#### [Exercise]
In the entries below, the word "placeholder" appears on some lines. Copy each of those lines.

——————

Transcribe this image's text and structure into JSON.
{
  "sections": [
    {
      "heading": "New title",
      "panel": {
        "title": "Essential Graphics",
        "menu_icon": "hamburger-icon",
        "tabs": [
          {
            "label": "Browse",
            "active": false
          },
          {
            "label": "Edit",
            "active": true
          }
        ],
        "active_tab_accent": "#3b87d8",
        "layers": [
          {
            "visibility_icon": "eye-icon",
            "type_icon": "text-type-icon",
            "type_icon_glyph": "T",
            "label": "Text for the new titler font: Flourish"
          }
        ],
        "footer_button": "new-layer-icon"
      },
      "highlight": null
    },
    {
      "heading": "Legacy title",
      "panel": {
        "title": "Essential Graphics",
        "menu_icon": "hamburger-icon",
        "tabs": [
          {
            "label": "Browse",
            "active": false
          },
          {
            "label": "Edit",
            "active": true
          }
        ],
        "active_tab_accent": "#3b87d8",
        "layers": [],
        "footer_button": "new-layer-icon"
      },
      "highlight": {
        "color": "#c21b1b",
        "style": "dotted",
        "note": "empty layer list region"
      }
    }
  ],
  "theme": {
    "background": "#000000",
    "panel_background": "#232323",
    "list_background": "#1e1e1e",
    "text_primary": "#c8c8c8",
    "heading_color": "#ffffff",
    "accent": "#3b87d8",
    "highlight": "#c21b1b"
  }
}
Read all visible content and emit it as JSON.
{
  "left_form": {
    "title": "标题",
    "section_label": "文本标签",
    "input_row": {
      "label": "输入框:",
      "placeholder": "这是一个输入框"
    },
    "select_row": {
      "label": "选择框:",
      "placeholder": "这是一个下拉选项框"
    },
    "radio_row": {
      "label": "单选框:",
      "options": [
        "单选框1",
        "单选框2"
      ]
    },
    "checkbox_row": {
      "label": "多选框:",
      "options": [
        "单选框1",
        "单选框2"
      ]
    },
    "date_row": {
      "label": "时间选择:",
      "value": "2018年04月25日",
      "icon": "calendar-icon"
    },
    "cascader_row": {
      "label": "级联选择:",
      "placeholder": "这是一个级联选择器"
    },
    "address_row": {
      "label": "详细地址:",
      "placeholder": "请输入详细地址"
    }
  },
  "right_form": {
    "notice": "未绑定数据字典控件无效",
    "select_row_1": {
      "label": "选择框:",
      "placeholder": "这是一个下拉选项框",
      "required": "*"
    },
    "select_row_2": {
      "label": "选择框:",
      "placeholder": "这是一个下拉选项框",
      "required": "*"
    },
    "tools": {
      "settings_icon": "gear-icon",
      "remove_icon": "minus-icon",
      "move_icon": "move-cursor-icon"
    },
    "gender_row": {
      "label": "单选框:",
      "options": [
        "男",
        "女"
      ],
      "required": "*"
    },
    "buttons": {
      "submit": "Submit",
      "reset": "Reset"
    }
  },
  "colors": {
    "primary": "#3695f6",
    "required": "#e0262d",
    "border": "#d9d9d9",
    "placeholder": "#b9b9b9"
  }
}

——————

#### [Reply to the task]
      "placeholder": "这是一个输入框"
      "placeholder": "这是一个下拉选项框"
      "placeholder": "这是一个级联选择器"
      "placeholder": "请输入详细地址"
      "placeholder": "这是一个下拉选项框",
      "placeholder": "这是一个下拉选项框",
    "placeholder": "#b9b9b9"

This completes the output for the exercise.